“We have to admit there are a lot of good developers who are developing many more social features right inside their game,” said Liu. “You can check out each other’s villages, you can even do game replays and share a video clip inside the game. But those features, those user flows are built to directly benefit the entire game mechanism, the game experience. And monetization, retention, and so forth What about casually meeting other players, what about asking a question on how I can advance? So far there has never been a place or a platform or a tool where users can do that. Developers default to what has been done for many years—let’s launch an open-source forum on their web site. So it’s extremely disconnected from the game experience, the user accounts are not linked in.”
Developers can customize the look and feel of KTplay to their game, so that it fits right into the style and interface—and you never have to worry about uniting users spread across Facebook, web forums and other platforms, because you can find them all in the game itself.

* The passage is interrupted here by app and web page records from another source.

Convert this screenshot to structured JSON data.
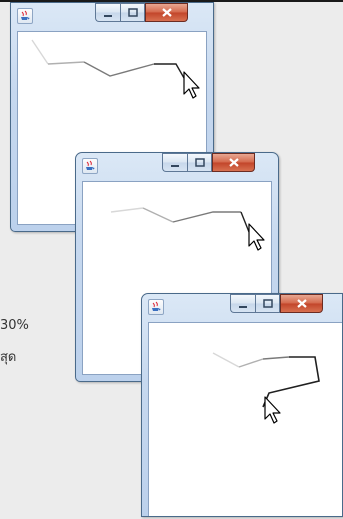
{
  "screen": {
    "partial_texts": [
      "30%",
      "สุด"
    ]
  },
  "windows": [
    {
      "id": "window-1",
      "icon": "java-cup-icon",
      "buttons": [
        "minimize-icon",
        "maximize-icon",
        "close-icon"
      ],
      "path_colors": [
        "#d8d8d8",
        "#b0b0b0",
        "#7a7a7a",
        "#202020"
      ],
      "cursor": "arrow-cursor-icon"
    },
    {
      "id": "window-2",
      "icon": "java-cup-icon",
      "buttons": [
        "minimize-icon",
        "maximize-icon",
        "close-icon"
      ],
      "path_colors": [
        "#d8d8d8",
        "#b0b0b0",
        "#7a7a7a",
        "#202020"
      ],
      "cursor": "arrow-cursor-icon"
    },
    {
      "id": "window-3",
      "icon": "java-cup-icon",
      "buttons": [
        "minimize-icon",
        "maximize-icon",
        "close-icon"
      ],
      "path_colors": [
        "#d8d8d8",
        "#b0b0b0",
        "#7a7a7a",
        "#202020"
      ],
      "cursor": "arrow-cursor-icon"
    }
  ]
}
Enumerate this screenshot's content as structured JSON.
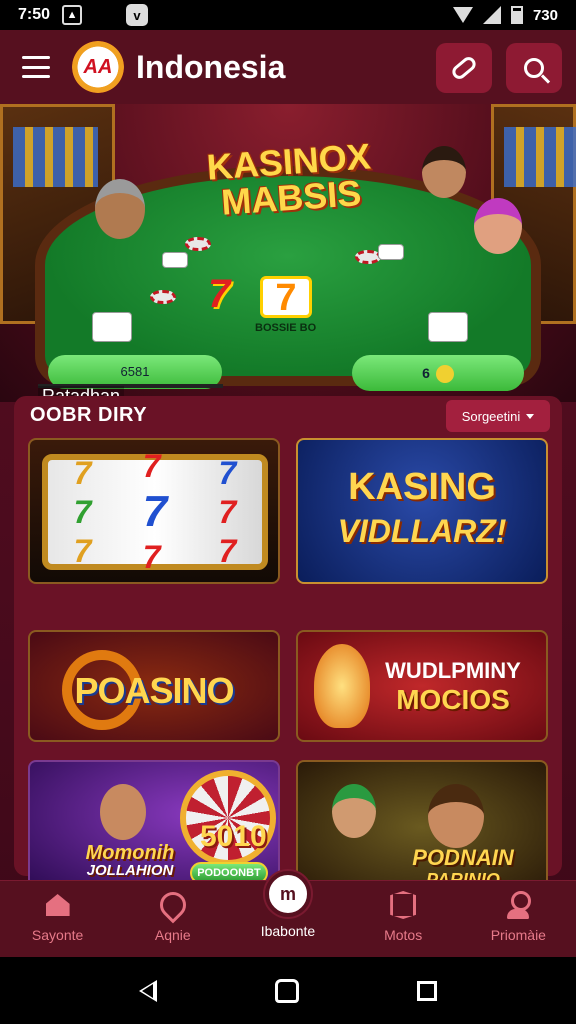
{
  "status_bar": {
    "time": "7:50",
    "battery": "730"
  },
  "header": {
    "logo_text": "AA",
    "brand": "Indonesia",
    "icons": [
      "menu-icon",
      "link-icon",
      "search-icon"
    ]
  },
  "hero": {
    "title": "KASINOX MABSIS",
    "table_caption": "BOSSIE BO",
    "pill_left": "6581",
    "pill_right": "6",
    "label": "Ratadhan"
  },
  "section": {
    "title": "OOBR DIRY",
    "sort_label": "Sorgeetini"
  },
  "tiles": [
    {
      "name": "slot-reels",
      "reel_a": [
        "7",
        "7",
        "7"
      ],
      "reel_b": [
        "7",
        "7",
        "7"
      ],
      "reel_c": [
        "7",
        "7",
        "7"
      ]
    },
    {
      "name": "kasing-vidllarz",
      "line1": "KASING",
      "line2": "VIDLLARZ!"
    },
    {
      "name": "poasino",
      "line1": "POASINO"
    },
    {
      "name": "wudlpminy-mocios",
      "line1": "WUDLPMINY",
      "line2": "MOCIOS"
    },
    {
      "name": "momonih-jolllahion",
      "line1": "Momonih",
      "line2": "JOLLAHION",
      "badge": "5010",
      "pill": "PODOONBT"
    },
    {
      "name": "podnain-parinio",
      "line1": "PODNAIN",
      "line2": "PARINIO"
    }
  ],
  "bottom_nav": [
    {
      "label": "Sayonte",
      "icon": "home-icon"
    },
    {
      "label": "Aqnie",
      "icon": "pin-icon"
    },
    {
      "label": "Ibabonte",
      "icon_text": "m",
      "icon": "center-icon"
    },
    {
      "label": "Motos",
      "icon": "badge-icon"
    },
    {
      "label": "Priomàie",
      "icon": "profile-icon"
    }
  ],
  "colors": {
    "primary": "#56101f",
    "accent": "#a3203e",
    "nav_text": "#e77a8a"
  }
}
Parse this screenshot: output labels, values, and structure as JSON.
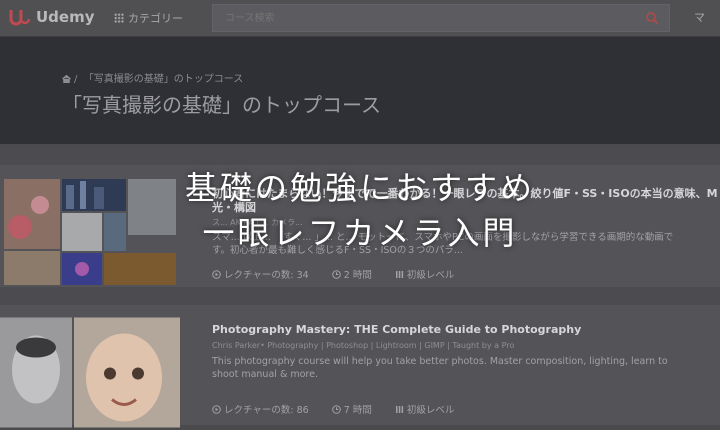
{
  "topbar": {
    "brand": "Udemy",
    "category_label": "カテゴリー",
    "search_placeholder": "コース検索",
    "right_label": "マ"
  },
  "hero": {
    "breadcrumb": "「写真撮影の基礎」のトップコース",
    "title": "「写真撮影の基礎」のトップコース"
  },
  "overlay": {
    "line1": "基礎の勉強におすすめ",
    "line2": "一眼レフカメラ入門"
  },
  "courses": [
    {
      "title_line1": "初心者にはたまらない！今までで一番わかる！一眼レフの基本。絞り値F・SS・ISOの本当の意味、M",
      "title_line2": "光・構図",
      "meta": "ス... AKIRA  L... カメラ...",
      "desc": "スマ... 以上... 「すぐ... 」... と... モットーに、スマホやPCの画面を撮影しながら学習できる画期的な動画です。初心者が最も難しく感じるF・SS・ISOの３つのパラ...",
      "lectures": "レクチャーの数: 34",
      "duration": "2 時間",
      "level": "初級レベル"
    },
    {
      "title": "Photography Mastery: THE Complete Guide to Photography",
      "meta": "Chris Parker• Photography | Photoshop | Lightroom | GIMP | Taught by a Pro",
      "desc": "This photography course will help you take better photos. Master composition, lighting, learn to shoot manual & more.",
      "lectures": "レクチャーの数: 86",
      "duration": "7 時間",
      "level": "初級レベル"
    }
  ],
  "colors": {
    "brand": "#c04a52",
    "hero_bg": "#2f3035",
    "search_icon": "#b24a4a"
  }
}
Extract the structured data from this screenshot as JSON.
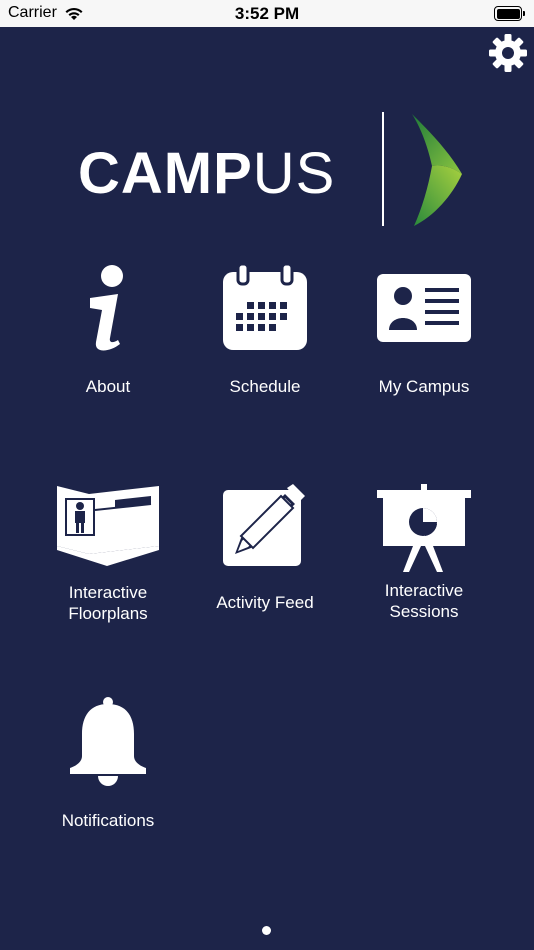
{
  "status_bar": {
    "carrier": "Carrier",
    "time": "3:52 PM"
  },
  "header": {
    "settings_icon": "gear-icon"
  },
  "logo": {
    "text_bold": "CAMP",
    "text_light": "US"
  },
  "tiles": [
    {
      "label_line1": "About",
      "label_line2": "",
      "icon": "info-icon"
    },
    {
      "label_line1": "Schedule",
      "label_line2": "",
      "icon": "calendar-icon"
    },
    {
      "label_line1": "My Campus",
      "label_line2": "",
      "icon": "id-card-icon"
    },
    {
      "label_line1": "Interactive",
      "label_line2": "Floorplans",
      "icon": "floorplan-icon"
    },
    {
      "label_line1": "Activity Feed",
      "label_line2": "",
      "icon": "edit-icon"
    },
    {
      "label_line1": "Interactive",
      "label_line2": "Sessions",
      "icon": "presentation-icon"
    },
    {
      "label_line1": "Notifications",
      "label_line2": "",
      "icon": "bell-icon"
    }
  ],
  "colors": {
    "background": "#1d2449",
    "foreground": "#ffffff",
    "logo_green_dark": "#2e8b3e",
    "logo_green_light": "#9ccb3b"
  },
  "pager": {
    "current_page": 1
  }
}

KTplay offers a community management tool within your game that helps with marketing efforts, by better targeting of customers and engaging with them more directly, within the game itself. “Now that we’ve aggregated all the users inside the game, how do we help developers to influence their behavior? Besides content curation and community management tools on the back end, we also have a series of light live ops tools,” Lui said. “In-game messaging with deep links that can be sent to specific segments of the users. For instance, if I have certain IAPs on sale, most developers would send a notification and say ‘Come buy this, it’s 50 percent off.’ We want to add a more social element to the whole experience, so you ask people to come into the community and talk about it. You click on the in-game notification, you are led to that specific topic in the discussion forum.”
In other words, it’s much more targeted and effective marketing, and that’s what KTplay’s community tool provides. The product isn’t difficult to install; Liu estimates it takes about a day if the game is built in Unity. Of course, adding in deep links and other features could take more time, and require the involvement of the product team. The business model for KTplay grows out of the company’s concept of trying to benefit all parties in the ecosystem.
“Our philosophy has always been ‘let’s create a great product first that will benefit players, then benefit the developers and the publishers,'” Liu said. “Based on that win-win scenario, how can we create a great product that’s offered to developers for free? Phase one of monetization is native advertising right inside the user experience. Right now we’re partnering with AdMob to power our native ad experience. We chose native because we don’t want the ad experience to be intrusive or interrupting. There are multiple native ad injection points throughout the experience.”
KTplay also has a paid model for larger publishers who don’t want to have other advertisers in their games. “From our experience, some 90 percent of developers welcome this ad solution because it’s not intrusive,” Liu said.
Now the challenge for KTplay is to get the package installed in the West. “We’re at the very beginning of pushing it out to the Western market—KTplay has existed in Asia-Pacific for the past year and a half, and it’s gained great traction in China,” Liu said. “Now we believe the platform has been battle-tested, it’s very stable, the features are extremely robust, and most importantly beneficial to retention and revenue. We’re launching our big PR blitz now, and plan to attend various conferences and shows to get ourselves out there.”